Dataset extract -
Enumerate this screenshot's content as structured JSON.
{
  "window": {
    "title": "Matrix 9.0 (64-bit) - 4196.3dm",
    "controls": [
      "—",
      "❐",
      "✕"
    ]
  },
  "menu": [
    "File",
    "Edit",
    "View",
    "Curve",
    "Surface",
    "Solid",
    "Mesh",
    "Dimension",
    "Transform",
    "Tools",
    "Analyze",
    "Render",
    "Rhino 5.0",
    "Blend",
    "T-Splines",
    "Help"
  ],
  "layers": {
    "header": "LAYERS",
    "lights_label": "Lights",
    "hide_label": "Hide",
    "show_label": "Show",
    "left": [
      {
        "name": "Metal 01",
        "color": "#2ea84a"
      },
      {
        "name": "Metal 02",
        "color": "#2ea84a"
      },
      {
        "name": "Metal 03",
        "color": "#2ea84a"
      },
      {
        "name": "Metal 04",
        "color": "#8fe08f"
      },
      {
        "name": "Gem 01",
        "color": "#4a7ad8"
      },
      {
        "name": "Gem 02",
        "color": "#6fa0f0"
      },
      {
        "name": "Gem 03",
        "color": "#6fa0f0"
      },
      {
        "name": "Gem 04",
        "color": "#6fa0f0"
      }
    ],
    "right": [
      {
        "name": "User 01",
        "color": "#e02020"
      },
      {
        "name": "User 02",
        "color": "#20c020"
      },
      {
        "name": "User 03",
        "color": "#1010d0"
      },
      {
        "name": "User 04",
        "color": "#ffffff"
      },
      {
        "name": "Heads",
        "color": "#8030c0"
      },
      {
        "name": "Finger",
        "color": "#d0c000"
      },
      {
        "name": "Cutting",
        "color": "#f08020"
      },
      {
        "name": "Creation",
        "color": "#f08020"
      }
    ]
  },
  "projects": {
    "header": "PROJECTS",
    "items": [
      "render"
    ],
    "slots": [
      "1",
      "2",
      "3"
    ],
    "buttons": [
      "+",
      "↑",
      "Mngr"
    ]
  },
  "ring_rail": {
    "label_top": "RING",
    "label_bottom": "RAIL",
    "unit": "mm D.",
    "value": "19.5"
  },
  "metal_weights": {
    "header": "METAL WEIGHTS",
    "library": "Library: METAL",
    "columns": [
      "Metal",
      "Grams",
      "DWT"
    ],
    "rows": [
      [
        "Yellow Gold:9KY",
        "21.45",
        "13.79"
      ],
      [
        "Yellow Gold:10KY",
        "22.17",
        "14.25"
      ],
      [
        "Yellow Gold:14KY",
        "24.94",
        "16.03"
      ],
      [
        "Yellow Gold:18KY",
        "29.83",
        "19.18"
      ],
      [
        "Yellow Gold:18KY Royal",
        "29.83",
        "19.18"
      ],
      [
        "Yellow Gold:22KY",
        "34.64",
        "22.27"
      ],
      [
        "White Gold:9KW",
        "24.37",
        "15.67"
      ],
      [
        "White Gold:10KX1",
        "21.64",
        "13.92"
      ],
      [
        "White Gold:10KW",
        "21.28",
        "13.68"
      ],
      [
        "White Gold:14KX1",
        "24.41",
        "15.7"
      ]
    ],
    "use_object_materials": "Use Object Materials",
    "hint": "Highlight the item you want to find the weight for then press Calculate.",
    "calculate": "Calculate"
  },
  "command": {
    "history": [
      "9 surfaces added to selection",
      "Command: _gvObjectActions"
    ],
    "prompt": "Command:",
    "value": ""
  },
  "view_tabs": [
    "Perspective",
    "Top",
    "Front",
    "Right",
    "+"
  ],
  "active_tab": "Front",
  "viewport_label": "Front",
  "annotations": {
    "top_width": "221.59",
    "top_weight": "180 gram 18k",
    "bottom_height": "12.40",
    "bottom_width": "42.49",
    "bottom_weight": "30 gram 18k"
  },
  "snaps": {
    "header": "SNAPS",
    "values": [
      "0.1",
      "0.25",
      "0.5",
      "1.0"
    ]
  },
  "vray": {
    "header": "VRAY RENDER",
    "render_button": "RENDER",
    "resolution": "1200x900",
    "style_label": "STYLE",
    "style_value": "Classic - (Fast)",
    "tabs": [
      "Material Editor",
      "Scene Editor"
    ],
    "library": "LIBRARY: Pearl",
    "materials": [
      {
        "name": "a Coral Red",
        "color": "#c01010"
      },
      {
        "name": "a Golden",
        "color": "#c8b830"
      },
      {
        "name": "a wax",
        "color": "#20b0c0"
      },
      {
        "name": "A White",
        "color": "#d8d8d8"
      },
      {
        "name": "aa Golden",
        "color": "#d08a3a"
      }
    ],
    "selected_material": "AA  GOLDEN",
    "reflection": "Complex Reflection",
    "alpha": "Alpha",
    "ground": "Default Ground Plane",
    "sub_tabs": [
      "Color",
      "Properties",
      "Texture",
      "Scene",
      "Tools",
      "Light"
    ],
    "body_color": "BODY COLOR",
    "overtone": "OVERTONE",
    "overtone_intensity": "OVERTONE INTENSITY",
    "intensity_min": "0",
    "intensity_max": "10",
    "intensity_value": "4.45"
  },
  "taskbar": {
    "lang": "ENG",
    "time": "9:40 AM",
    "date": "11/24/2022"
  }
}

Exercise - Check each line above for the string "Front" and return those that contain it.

Task result -
    "Front",
  "active_tab": "Front",
  "viewport_label": "Front",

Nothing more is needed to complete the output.